|"We had to bite our tongue," notes Supervisors' Chair Diacogiannis|
Sixteen townships and boroughs, along with a school district, eventually joined this litigation.
State legislators listened, and on June 30, amended the NIZ law to remove language that authorized an EIT tax grab. They also expanded the definition of a Neighborhood Improvement Zone so that it could conceivably apply to other municipalities.
Following an executive session before their July 24 meeting, Supervisors unanimously voted to authorize Solicitor Jim Broughal to terminate the challenge when he determines it is in the best interest of the Township and its residents.
After filing this suit, both Hanover and Bethlehem Townships were peppered with twenty-eight Right-to-Know requests filed by Allentown DCED Director Sara Hailstone. In addition, Morning Call columnist Bill White called township officials "smug" and "hypocrites."
"We had to bite our tongue and just take it," remarked Supervisors' Chair John Diacogiannis. But after the vote, he spoke out.
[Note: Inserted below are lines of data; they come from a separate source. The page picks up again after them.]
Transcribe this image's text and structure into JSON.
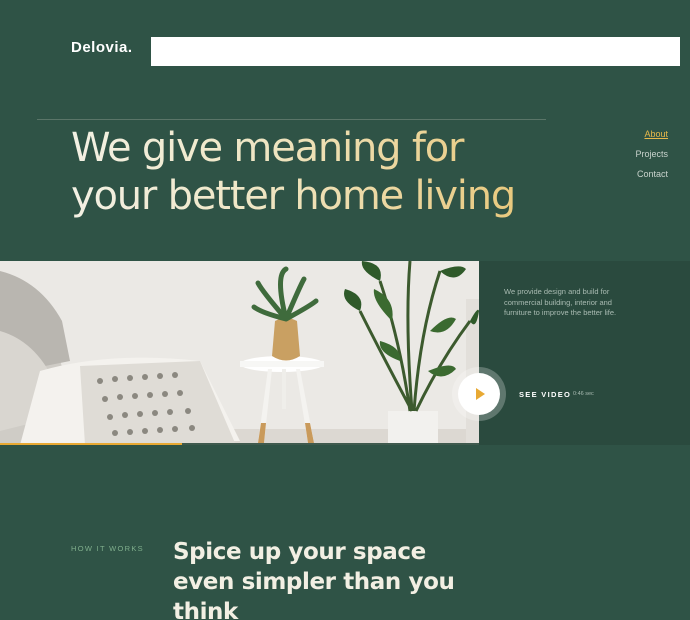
{
  "brand": {
    "logo": "Delovia."
  },
  "search": {
    "value": ""
  },
  "hero": {
    "title": "We give meaning for your better home living"
  },
  "nav": {
    "items": [
      {
        "label": "About",
        "active": true
      },
      {
        "label": "Projects",
        "active": false
      },
      {
        "label": "Contact",
        "active": false
      }
    ]
  },
  "media": {
    "description": "We provide design and build for commercial building, interior and furniture to improve the better life.",
    "see_video_label": "SEE VIDEO",
    "duration": "0:46 sec",
    "progress": 0.38
  },
  "how_it_works": {
    "label": "HOW IT WORKS",
    "title": "Spice up your space even simpler than you think"
  },
  "colors": {
    "background": "#2f5346",
    "panel": "#2a4a3e",
    "accent": "#e8a933",
    "heading_gold": "#e8c677",
    "heading_cream": "#f3f1e4"
  },
  "icons": {
    "play": "play-icon"
  }
}
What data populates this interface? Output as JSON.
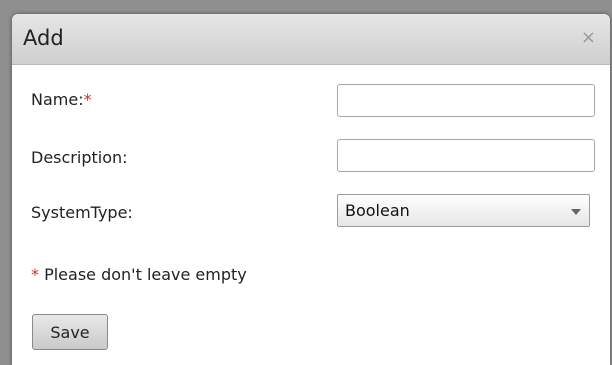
{
  "dialog": {
    "title": "Add",
    "close_glyph": "×",
    "close_icon": "close-icon"
  },
  "form": {
    "name_label": "Name:",
    "name_required_mark": "*",
    "name_value": "",
    "description_label": "Description:",
    "description_value": "",
    "system_type_label": "SystemType:",
    "system_type_selected": "Boolean",
    "hint_mark": "*",
    "hint_text": " Please don't leave empty",
    "save_label": "Save"
  },
  "colors": {
    "required": "#d32a2a",
    "titlebar": "#d9d9d9"
  }
}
Instead of lashing out, he wished Allentown well on the "difficult challenge" of revitalization. He explained that the litigation was never aimed at the Allentown arena or even the NIZ, but at "ill-conceived legislation that took away a revenue stream for local municipalities and school districts. This loss of revenue over a 30 year period would have had significant impact on many of these entities."
On July 16, Bethlehem Township authorized Solicitor Jim Broughal, who also represents Hanover, to withdraw the NIZ lawsuit at his discretion. Since that time, Palmer, Lower Nazareth, Upper Nazareth and Lower Saucon Townships have all voted to pull out
Chairman John Diacogiannis' complete statement:
I am pleased that we have been able to withdraw this lawsuit. This has been a very difficult time for all of us. As we have been saying over these many months, the issue was not about the Allentown arena, it was not about the Neighborhood Improvement Zone. It was certainly not about the City of Allentown and their respected efforts at revitalization. We continue to wish them well on these most difficult challenges For us, it was clearly about ill-conceived legislation that took away a revenue stream for local municipalities and school districts. This loss of revenue over a 30 year period would have had significant impact on many of these entities.
I am grateful to the legislature for understanding our pleas, recognizing the problem and for taking corrective action in the appropriate place - in the legislation. I would like to extend particular thanks to the Commissioners of Bethlehem Township for helping us initiate this important effort and to the other townships, boroughs, school district as PSATS for joining in the effort. Most importantly, I would like to thank our good citizens, who gave us overwhelming and unwavering support.